• Try it: Copies of all lines containing the string "ticket" are needed from the data below.

Records from a data collection
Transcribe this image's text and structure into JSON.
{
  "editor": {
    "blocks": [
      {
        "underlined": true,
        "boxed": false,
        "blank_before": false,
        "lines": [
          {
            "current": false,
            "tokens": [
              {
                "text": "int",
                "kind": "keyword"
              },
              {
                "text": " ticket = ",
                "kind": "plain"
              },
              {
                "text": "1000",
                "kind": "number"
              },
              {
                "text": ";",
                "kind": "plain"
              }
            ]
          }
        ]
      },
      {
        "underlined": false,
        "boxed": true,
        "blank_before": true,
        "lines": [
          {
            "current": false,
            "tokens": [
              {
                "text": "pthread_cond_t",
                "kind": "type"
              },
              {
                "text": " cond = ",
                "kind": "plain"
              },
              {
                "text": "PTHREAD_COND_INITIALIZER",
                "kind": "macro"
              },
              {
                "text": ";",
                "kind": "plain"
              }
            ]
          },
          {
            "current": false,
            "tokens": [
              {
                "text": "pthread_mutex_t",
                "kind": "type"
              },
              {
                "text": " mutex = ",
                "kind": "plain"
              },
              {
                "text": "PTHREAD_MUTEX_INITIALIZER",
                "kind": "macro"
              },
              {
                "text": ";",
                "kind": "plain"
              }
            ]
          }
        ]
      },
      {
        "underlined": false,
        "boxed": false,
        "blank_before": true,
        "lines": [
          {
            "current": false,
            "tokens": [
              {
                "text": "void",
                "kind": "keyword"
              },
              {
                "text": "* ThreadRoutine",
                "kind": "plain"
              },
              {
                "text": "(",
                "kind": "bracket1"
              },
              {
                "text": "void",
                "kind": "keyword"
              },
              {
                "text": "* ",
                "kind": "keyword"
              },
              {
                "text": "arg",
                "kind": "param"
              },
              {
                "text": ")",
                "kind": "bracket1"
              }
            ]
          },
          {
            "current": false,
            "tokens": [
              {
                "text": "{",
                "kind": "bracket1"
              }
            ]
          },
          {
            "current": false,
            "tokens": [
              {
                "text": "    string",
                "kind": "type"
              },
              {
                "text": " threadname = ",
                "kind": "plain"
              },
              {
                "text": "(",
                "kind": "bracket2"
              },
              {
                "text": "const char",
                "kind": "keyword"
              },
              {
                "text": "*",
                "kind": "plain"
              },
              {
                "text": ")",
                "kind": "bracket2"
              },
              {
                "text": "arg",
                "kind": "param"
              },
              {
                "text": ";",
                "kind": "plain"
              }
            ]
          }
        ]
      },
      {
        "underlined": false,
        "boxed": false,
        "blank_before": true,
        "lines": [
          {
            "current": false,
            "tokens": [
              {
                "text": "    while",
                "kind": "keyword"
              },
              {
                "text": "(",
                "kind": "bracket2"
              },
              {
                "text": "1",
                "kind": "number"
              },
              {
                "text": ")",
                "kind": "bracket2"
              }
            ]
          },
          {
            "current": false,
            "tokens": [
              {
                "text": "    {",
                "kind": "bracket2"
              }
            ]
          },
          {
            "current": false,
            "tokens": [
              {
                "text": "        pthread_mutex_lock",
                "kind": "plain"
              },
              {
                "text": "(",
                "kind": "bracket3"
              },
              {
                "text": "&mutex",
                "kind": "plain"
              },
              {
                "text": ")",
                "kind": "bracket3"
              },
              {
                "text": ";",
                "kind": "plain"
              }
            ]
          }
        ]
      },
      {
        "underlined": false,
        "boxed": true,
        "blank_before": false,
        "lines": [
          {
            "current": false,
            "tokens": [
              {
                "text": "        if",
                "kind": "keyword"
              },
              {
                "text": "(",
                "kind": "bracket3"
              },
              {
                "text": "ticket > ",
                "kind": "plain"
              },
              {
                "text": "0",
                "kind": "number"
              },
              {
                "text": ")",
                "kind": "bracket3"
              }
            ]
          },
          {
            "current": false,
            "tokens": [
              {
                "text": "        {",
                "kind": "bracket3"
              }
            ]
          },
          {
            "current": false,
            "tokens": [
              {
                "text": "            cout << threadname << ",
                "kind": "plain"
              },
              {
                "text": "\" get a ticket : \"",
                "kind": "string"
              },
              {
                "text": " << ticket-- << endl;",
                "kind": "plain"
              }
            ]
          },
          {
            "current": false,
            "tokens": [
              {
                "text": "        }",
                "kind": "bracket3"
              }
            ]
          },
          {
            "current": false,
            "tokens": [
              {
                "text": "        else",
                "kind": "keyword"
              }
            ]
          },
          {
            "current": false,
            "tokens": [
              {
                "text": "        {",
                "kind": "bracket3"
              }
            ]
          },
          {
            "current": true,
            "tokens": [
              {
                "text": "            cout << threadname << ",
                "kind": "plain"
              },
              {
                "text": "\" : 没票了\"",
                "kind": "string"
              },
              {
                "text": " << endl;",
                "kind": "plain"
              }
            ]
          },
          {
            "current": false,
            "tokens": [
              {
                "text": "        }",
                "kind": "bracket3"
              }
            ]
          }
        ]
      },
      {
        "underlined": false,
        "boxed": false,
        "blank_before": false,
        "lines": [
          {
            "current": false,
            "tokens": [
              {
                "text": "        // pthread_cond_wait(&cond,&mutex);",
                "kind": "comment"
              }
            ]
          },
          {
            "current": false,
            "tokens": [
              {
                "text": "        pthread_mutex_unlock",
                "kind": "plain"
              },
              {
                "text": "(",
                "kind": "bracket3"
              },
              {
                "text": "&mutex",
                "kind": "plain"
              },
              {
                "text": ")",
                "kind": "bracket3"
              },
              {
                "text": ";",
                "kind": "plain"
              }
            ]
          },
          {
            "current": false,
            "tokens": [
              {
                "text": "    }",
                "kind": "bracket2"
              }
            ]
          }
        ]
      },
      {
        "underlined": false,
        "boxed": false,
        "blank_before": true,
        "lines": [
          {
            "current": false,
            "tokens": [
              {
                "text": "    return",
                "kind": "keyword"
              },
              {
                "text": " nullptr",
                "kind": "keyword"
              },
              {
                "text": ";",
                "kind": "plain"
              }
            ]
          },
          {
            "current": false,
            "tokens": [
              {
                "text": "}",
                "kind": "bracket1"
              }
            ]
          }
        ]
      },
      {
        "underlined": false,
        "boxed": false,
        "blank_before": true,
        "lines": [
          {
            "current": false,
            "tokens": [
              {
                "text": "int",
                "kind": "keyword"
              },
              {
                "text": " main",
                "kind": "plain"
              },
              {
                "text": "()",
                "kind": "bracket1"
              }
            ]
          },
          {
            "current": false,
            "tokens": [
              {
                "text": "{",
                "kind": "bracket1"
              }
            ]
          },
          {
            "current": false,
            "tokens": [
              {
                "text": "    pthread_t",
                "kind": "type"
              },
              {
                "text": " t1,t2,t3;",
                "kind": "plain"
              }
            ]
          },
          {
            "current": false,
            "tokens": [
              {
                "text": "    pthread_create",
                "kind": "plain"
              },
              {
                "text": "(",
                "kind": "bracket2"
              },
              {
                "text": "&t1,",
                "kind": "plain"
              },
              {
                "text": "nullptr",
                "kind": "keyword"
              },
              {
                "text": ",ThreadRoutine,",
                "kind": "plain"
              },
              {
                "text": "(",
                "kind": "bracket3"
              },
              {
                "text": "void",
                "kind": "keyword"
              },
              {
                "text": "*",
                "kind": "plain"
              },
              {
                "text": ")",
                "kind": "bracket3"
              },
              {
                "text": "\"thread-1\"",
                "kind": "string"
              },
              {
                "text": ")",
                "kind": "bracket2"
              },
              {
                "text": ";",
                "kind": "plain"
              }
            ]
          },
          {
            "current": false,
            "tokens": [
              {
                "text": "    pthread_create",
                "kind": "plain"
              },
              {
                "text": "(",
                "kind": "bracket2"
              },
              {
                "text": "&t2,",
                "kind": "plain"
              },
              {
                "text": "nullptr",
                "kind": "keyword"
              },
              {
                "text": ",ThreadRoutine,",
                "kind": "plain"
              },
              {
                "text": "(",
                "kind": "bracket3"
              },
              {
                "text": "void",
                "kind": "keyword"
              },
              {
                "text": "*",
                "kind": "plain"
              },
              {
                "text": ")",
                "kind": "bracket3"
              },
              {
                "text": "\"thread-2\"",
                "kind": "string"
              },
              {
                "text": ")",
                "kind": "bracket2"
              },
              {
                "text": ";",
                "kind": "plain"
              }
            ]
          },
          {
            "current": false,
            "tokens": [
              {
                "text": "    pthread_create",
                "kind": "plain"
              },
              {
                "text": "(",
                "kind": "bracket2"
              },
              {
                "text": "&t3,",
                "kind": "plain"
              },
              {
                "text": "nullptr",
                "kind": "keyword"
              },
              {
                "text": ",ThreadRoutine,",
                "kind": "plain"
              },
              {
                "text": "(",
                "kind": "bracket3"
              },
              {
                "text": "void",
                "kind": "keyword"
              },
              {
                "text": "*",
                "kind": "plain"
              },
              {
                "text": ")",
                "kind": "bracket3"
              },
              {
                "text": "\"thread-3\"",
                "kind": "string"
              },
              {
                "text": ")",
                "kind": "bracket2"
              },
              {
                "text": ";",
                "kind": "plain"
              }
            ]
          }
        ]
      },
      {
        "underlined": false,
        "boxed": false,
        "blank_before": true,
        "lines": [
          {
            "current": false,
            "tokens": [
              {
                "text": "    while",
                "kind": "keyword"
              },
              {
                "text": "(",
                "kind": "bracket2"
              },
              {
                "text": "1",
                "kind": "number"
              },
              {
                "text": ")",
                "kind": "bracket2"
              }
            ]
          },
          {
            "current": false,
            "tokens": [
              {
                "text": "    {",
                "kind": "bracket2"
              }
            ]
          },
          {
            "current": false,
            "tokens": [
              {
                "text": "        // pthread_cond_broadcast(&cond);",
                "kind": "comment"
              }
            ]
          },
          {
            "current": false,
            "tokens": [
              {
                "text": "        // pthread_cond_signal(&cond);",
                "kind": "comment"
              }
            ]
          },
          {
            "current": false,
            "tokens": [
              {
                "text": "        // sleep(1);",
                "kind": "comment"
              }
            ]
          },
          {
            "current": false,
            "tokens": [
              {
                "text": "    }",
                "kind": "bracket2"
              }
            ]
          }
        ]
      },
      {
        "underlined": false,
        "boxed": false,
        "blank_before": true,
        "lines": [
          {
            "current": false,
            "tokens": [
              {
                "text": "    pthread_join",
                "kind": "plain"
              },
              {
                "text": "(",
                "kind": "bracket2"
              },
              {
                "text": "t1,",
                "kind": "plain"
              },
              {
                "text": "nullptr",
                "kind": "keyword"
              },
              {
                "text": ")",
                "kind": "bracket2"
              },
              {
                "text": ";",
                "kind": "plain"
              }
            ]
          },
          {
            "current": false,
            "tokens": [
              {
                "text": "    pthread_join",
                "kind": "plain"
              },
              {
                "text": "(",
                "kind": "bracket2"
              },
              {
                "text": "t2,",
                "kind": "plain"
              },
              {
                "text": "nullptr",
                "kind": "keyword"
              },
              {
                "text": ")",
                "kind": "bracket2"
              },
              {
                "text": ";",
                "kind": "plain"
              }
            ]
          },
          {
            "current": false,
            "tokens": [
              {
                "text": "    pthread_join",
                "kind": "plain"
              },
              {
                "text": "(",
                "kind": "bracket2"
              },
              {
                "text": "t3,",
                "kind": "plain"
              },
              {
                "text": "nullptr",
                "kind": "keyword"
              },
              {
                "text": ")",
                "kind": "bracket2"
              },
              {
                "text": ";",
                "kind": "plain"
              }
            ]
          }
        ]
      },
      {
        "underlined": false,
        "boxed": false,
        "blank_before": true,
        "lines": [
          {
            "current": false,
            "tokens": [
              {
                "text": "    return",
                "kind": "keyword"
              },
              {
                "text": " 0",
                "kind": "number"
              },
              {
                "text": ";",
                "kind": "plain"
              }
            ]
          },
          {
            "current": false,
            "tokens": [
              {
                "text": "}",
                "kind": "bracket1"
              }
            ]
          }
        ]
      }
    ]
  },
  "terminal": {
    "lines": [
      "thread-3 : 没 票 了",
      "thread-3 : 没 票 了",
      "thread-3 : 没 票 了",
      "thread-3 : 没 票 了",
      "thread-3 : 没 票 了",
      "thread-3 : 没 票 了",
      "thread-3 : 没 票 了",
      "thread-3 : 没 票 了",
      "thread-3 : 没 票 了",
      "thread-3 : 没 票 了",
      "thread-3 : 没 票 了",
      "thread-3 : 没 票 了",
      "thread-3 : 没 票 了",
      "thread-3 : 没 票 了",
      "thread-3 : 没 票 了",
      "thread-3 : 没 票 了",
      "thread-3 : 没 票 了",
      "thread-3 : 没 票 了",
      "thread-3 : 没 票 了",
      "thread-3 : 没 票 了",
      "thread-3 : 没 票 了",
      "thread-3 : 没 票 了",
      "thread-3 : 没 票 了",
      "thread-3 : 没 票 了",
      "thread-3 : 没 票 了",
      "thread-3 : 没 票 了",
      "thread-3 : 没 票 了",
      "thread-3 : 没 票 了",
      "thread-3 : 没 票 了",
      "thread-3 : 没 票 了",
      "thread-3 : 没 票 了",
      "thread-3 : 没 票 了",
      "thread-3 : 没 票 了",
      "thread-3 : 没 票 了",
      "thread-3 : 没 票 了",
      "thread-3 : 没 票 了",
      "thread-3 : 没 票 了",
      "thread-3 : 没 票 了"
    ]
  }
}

• Problem solution:
                "text": " ticket = ",
                "text": "ticket > ",
                "text": "\" get a ticket : \"",
                "text": " << ticket-- << endl;",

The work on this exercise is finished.